Clip director Tess Girard recently filmed scenes at Houston’s Beach in Canning and the Annapolis Royal Historic Gardens which focus on a narrative she hopes offers a unique take on the historic event.
The clip is filmed from the perspective of a mother, which Girard says she decided on after most of her research revealed stories and anecdotes focusing on the experience of Acadian men.
“As a female director, I was struck by how matriarchal Acadian culture is, and what these mothers had to do – it’s very moving, and we wanted that represented,” she says.
Girard also strove to include as many Acadians in the project as possible – several actors, its producer, writer and music composer among them – to ensure the story of Le Grand Dérangement was accurately told.
Tips from composer Paul Aucoin and tenth-generation Acadian Al Melanson – the latter helped select filming locations – were essential, says Girard, since she is not of Acadian heritage.
“We don’t live in an era anymore where it’s outsiders to tell these stories. This is their story – they have full ownership of it. I’m just part of the team,” says Girard.
Melanson, a descendant of Port Royal founder Charles Melanson and known for his Annapolis Royal ghost walks, also acted in the clip.
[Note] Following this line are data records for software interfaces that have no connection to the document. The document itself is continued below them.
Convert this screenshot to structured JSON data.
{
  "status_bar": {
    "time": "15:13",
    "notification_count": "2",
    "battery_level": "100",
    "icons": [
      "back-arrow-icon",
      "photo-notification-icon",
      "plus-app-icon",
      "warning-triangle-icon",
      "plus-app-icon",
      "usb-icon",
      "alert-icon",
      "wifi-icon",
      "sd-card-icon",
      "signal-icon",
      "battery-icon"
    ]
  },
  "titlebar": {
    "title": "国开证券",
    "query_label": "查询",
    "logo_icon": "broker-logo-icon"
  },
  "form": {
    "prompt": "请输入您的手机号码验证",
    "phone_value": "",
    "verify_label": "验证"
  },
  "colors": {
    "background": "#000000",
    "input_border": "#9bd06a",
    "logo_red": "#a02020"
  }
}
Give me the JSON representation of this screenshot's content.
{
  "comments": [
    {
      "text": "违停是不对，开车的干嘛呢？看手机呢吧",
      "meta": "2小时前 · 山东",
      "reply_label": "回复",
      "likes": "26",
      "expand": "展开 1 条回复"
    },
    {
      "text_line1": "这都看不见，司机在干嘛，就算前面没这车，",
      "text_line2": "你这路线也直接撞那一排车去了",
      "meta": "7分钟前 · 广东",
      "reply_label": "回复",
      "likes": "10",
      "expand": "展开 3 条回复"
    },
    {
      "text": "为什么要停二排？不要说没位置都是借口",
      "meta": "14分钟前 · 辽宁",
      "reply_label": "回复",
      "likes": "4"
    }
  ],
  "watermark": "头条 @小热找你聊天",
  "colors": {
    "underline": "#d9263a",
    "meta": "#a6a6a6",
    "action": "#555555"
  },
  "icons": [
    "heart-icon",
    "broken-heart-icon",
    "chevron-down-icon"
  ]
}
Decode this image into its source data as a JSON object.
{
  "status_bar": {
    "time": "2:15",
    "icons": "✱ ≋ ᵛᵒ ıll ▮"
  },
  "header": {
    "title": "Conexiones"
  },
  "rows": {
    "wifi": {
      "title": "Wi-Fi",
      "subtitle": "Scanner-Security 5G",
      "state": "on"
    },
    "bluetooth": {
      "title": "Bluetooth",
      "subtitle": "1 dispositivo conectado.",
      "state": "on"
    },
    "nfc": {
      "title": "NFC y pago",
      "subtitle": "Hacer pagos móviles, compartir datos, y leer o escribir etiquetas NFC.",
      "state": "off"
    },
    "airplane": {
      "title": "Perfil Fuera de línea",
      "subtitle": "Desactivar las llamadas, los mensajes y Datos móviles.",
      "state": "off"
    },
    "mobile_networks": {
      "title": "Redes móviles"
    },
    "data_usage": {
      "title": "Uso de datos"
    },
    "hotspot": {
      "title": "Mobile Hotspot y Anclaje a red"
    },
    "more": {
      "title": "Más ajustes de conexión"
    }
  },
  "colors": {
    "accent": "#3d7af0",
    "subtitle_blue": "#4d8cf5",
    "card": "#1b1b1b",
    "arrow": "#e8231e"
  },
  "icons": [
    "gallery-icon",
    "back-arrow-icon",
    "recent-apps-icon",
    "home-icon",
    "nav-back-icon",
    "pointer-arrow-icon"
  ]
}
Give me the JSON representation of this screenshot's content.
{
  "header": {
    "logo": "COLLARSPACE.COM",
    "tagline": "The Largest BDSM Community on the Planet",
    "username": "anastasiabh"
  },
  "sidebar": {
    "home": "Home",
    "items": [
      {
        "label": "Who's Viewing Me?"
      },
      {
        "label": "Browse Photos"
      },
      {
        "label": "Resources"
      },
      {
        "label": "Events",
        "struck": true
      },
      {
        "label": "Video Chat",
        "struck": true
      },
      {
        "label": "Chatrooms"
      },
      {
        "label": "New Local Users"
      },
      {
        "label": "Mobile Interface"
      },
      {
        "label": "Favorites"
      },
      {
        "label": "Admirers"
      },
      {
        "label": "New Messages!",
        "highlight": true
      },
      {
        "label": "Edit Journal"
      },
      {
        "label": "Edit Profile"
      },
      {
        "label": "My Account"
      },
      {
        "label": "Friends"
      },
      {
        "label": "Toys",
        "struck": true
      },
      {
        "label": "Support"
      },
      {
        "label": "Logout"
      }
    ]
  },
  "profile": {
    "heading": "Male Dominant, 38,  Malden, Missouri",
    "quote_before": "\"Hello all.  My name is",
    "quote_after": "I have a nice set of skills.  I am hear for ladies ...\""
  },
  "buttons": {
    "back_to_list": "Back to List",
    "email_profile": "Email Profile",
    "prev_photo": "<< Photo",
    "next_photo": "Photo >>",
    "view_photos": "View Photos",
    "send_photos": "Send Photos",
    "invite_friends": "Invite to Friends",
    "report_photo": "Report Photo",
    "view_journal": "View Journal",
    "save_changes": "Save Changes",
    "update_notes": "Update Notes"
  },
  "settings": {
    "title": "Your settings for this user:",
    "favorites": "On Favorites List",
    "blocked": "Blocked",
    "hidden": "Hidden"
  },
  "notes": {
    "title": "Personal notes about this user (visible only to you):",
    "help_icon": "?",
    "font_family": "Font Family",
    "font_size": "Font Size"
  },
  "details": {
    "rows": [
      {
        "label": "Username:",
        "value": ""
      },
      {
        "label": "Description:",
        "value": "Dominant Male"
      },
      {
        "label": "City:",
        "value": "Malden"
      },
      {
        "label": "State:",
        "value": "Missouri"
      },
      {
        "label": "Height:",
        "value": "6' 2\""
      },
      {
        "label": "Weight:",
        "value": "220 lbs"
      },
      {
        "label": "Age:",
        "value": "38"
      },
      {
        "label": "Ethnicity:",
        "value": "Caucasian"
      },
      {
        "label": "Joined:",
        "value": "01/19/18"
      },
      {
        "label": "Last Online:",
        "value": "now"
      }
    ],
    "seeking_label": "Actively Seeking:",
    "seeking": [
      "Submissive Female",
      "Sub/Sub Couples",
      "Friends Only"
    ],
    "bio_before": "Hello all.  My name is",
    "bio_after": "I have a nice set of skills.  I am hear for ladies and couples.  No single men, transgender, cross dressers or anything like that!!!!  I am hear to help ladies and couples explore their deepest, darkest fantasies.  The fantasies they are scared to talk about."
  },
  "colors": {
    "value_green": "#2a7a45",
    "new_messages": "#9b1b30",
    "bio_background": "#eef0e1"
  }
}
He says the process was “fun, and also fulfilling.”
“The deportation is well-known in this area, but not in other places. It still hasn’t been fully told across Canada,” he says.
“This is the aim of interpretation – you give the pertinent facts, make it engaging, and they’ll want to find out more.”
Girard says the minute has wrapped shooting but is far from finished, since Historica Canada projects often take around one year to produce. Girard was unable to confirm the clip’s final air date, but said rumours are pointing toward it premiering on National Acadian Day – August 15, 2019.
This is the fourth Heritage Minute Girard has directed. She calls the medium a “unique form of storytelling” that continues to touch Canadians.
“Everyone always recognizes when I say I directed a Canadian Heritage Minute. They’ve helped me dive into pieces of history I didn’t know, and personal stories you don’t learn about in school,” she says.